Time scales on a transaction basis and an inventory quantity basis. This is the real killer; the reason I decided to "cut the fat" on my retail operation and move to a more agile model (backpack trading) had everything to do with my return on time invested. Any time not spent selling or buying inventory was wasted time. When you're plunging a clogged toilet at 10pm on a Friday, you're not making money. Sure, there's the value of having a clean store so you can attract customers that will ostensibly sell or buy cards, but that time would be better spent just making sales. The only thing that doesn't cost more time is larger sales. I once sold a Beta Black Lotus. It took about 5 minutes to pack, ship and insure, and I closed a sale within 24 hours. If anything, the high dollar items more more easily than Standard singles.
These are your main costs. I'm certain there are others worth factoring, but this brings us to a reasonable conclusion. Examining the points where the model does and does not scale, we see the following:
To reduce shipping costs, sell fewer cards less frequently.
To reduce transaction fees, sell cards that do not require a market infrastructure (like the Black Lotus example).
To reduce storage and supply costs, hold fewer cards in inventory.
To reduce time expenditure, sell fewer cards, less frequently, and sell cards with the greatest liquidity.
This round-about discussion on scalar business has led to a somewhat obvious conclusion: you should be selling fewer cards, less frequently, for more money.
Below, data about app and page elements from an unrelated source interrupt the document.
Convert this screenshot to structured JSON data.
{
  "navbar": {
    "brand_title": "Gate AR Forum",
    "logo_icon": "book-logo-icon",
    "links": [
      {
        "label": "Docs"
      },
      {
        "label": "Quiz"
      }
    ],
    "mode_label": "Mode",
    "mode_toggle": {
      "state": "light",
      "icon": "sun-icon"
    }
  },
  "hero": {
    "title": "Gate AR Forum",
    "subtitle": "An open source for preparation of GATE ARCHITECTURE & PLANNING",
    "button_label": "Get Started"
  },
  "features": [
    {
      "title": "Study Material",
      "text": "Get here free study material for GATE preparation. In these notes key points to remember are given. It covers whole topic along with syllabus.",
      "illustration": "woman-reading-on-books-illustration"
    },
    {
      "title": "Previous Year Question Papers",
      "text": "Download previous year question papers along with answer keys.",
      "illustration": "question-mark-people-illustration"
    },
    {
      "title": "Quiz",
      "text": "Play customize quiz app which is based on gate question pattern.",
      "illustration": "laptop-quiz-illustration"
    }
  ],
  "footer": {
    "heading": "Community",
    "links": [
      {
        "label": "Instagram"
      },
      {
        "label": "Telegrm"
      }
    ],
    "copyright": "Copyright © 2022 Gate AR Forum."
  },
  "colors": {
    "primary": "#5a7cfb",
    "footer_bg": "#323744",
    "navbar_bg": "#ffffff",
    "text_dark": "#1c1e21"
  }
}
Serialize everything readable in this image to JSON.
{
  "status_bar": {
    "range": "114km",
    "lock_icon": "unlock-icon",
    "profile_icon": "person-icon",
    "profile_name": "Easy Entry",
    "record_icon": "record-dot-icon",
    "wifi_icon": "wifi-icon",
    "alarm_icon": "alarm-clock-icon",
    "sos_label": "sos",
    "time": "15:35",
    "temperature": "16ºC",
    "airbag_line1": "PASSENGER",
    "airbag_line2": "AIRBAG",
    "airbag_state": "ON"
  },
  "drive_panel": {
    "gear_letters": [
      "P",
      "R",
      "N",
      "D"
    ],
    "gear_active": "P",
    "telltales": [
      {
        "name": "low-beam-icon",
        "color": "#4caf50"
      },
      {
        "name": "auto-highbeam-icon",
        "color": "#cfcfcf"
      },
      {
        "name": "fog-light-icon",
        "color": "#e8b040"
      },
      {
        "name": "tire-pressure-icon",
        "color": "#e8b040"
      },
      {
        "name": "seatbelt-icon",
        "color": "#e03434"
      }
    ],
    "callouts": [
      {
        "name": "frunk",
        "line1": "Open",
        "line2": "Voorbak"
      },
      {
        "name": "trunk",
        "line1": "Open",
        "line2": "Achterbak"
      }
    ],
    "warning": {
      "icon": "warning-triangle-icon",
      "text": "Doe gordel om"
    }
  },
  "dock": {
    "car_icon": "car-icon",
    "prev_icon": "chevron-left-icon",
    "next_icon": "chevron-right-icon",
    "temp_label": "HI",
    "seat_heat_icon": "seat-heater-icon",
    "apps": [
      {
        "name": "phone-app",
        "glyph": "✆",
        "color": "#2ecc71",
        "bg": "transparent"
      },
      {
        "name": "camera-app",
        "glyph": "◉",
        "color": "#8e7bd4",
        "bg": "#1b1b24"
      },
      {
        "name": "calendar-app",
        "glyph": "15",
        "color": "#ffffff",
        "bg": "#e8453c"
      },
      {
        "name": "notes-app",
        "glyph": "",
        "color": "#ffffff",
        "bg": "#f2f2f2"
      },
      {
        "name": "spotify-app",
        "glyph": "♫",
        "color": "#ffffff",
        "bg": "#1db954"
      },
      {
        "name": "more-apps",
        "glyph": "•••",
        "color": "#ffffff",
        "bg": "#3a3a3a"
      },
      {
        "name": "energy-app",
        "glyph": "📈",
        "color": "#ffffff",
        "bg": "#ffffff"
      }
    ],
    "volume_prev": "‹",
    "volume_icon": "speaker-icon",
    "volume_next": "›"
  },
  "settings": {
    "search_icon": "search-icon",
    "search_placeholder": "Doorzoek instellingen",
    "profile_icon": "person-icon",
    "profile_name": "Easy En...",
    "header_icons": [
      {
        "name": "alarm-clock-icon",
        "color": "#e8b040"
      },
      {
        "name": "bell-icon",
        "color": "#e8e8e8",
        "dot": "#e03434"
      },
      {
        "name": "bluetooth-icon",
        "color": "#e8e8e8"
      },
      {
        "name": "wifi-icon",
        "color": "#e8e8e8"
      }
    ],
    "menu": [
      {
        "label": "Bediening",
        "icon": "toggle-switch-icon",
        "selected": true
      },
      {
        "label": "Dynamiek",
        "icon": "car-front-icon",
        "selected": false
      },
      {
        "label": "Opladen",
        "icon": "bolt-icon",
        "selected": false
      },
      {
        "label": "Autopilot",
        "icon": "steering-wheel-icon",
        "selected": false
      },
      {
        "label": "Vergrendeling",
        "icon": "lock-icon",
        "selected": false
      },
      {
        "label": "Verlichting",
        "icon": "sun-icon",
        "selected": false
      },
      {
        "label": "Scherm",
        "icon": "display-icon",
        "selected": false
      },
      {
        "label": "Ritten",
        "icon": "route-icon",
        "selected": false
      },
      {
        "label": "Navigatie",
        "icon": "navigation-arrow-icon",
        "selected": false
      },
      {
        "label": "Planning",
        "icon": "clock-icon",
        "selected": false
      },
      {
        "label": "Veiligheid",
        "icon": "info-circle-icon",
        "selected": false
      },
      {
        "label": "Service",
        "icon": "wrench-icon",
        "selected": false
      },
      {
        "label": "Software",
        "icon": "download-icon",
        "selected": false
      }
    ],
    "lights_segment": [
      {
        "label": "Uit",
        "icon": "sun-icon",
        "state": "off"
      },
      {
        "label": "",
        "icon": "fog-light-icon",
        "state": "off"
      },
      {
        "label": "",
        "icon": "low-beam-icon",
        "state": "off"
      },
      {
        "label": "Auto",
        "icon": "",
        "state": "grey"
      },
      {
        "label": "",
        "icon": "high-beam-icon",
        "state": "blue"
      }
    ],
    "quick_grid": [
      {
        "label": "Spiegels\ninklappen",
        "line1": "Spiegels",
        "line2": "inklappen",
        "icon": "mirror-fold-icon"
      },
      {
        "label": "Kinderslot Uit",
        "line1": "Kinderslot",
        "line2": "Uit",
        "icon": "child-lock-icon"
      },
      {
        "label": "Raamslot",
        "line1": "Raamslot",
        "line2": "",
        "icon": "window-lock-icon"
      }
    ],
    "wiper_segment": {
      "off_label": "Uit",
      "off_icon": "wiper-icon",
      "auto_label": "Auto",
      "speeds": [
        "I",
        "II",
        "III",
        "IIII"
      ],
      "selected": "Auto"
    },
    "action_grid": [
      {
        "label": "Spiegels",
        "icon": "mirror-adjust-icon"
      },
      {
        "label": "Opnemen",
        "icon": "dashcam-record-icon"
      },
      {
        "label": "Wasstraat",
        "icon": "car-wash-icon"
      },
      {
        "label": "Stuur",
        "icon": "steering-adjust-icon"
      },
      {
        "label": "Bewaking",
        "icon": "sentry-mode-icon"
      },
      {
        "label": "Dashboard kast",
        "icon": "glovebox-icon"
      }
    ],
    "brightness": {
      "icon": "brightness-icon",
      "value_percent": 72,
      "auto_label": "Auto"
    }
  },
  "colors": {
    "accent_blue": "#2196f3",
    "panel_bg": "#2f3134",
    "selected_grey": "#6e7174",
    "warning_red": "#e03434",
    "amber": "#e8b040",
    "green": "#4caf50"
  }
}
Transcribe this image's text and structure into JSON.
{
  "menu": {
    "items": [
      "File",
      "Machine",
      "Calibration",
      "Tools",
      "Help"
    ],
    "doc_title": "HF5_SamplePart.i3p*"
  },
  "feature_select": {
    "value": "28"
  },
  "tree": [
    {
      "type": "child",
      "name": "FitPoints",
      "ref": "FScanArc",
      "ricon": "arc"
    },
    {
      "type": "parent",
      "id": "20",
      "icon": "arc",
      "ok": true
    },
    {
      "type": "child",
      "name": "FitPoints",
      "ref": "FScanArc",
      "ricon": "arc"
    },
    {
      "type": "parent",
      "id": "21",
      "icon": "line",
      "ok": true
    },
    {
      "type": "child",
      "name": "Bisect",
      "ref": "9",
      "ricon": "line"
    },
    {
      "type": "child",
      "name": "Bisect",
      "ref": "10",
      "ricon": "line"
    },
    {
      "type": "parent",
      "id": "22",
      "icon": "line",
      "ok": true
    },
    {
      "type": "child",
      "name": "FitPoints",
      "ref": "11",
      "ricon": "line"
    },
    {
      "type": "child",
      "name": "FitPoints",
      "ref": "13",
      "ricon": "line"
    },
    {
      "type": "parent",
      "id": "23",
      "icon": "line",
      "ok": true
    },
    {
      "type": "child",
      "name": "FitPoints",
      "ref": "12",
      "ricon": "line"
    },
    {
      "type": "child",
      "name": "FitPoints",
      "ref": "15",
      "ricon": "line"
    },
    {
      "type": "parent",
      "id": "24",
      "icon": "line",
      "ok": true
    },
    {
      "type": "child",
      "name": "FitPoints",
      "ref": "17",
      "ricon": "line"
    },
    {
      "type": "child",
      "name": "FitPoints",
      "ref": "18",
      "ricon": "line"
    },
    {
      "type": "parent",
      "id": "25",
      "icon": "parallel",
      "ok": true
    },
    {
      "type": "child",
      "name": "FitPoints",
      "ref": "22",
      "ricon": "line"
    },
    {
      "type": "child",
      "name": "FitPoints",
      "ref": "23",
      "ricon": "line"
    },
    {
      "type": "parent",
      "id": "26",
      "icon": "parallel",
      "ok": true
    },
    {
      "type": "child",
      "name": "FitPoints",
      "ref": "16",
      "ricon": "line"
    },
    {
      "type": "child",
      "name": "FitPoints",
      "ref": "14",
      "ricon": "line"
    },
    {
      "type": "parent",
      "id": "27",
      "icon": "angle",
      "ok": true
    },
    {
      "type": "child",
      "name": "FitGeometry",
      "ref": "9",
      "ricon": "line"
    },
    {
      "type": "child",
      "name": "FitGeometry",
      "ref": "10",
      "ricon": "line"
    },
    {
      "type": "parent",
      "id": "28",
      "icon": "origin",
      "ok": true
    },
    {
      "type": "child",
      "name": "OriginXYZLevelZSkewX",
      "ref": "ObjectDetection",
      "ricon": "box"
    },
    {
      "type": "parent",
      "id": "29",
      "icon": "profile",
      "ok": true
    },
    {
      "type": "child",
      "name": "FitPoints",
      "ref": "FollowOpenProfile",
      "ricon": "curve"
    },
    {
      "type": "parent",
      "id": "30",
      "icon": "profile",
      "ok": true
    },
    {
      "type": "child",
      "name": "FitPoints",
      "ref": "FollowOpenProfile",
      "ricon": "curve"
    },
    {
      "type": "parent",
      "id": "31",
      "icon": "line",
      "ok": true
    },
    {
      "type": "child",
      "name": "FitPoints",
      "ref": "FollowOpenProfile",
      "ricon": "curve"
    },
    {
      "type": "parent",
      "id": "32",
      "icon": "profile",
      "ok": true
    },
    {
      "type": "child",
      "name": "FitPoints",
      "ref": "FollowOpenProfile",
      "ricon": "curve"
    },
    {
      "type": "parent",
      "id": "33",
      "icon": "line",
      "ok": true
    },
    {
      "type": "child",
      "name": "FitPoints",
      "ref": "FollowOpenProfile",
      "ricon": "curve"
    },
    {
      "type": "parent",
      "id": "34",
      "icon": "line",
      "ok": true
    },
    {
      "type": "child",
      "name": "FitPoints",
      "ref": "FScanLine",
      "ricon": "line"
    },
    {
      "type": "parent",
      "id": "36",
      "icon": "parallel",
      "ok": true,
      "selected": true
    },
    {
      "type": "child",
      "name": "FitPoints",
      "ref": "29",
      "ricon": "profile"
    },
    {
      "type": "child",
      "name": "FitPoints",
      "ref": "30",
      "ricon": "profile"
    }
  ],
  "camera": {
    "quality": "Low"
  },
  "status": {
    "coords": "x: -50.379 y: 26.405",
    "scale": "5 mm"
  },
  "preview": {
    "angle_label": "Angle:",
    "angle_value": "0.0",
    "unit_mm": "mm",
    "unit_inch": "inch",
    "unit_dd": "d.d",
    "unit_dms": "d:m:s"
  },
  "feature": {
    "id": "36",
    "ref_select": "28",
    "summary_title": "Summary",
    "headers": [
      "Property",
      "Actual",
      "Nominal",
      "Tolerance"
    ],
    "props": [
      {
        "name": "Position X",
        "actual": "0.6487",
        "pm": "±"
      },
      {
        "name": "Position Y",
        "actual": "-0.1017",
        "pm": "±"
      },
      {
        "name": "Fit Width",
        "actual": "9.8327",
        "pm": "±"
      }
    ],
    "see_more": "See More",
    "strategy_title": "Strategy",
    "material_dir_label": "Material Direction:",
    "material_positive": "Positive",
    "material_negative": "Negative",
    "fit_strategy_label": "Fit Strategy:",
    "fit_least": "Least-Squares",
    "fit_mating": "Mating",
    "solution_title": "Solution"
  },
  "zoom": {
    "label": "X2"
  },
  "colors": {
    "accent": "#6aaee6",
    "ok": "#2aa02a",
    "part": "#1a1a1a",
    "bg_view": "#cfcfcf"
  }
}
The more liquid the card, the better.
A Beta Black Lotus is a great example of this: it's dead simple to locate a buyer, the card is worth more than almost every "normal" card in existence, and you are only processing a single card in a transaction.
There is another option: sell complete sets or playsets. This does not dodge the shipping cost issue, but it can cut down on storage costs. You don't need to binder your rares if you're just going to box them up and sell them as a set. You also get the efficiency of a single transaction, which is much better than selling singles or playsets individually.
This is all well and good in theory, but it's not exactly easy to trade up to a Lotus. Traders also need to maintain liquidity in their trade binder. If you operate on a cash basis, this is easier, but most traders don't have the scratch to plop down a few grand right out of the gates.
The solution, it seems, is to slowly trade up.
Turn your $5 Standard cards into $20 Standard Mythics. Turn those into Legacy staples. Turn your Legacy staples into Legacy Power (The $200+ stuff). Turn that into Vintage Power, and then keep upgrading your Vintage Power. Clearly, the difficulty grows along with the price of the cards, but this is the path to scalar Magic trading.
There is also much to be said for big trade-downs. I had a few Dual Lands sitting around, and I wasn't particularly hard-up for cash. I took a Tropical Island and acquired a stack of Standard and Modern staples at approximately dealer buy price. You can get away with this because other players understand that they must pay a premium for trading "up". This is a great way to "cash out" your higher-end cards and reinvest the value into more liquid assets. Repeat the process until you want/need to cash out.
Ultimately, there is a sweet spot somewhere along this path. It is not easy to trade up to a Black Lotus.
The sweet spot seems to be the stable Legacy cards like Dual Lands. They command enough of a price tag that each transaction is of a worthy dollar amount, and they sell easily enough so you can avoid eBay and CardShark's fees. They are always in demand and always will be.
Non-land cards always run the risk of being banned or effected by metagame shifts (like Mental Misstep), whereas lands are usually a safe bet.
I would conclude that Dual Lands and similar assets are the best way to achieve a respectable volume of dollar sales without investing a disproportionate amount of time or effort. If nothing else, a stockpile of Dual Lands can facilitate larger trade-ups.
They are the gateway to bigger cards, always liquid, and seem to be a very stable investment.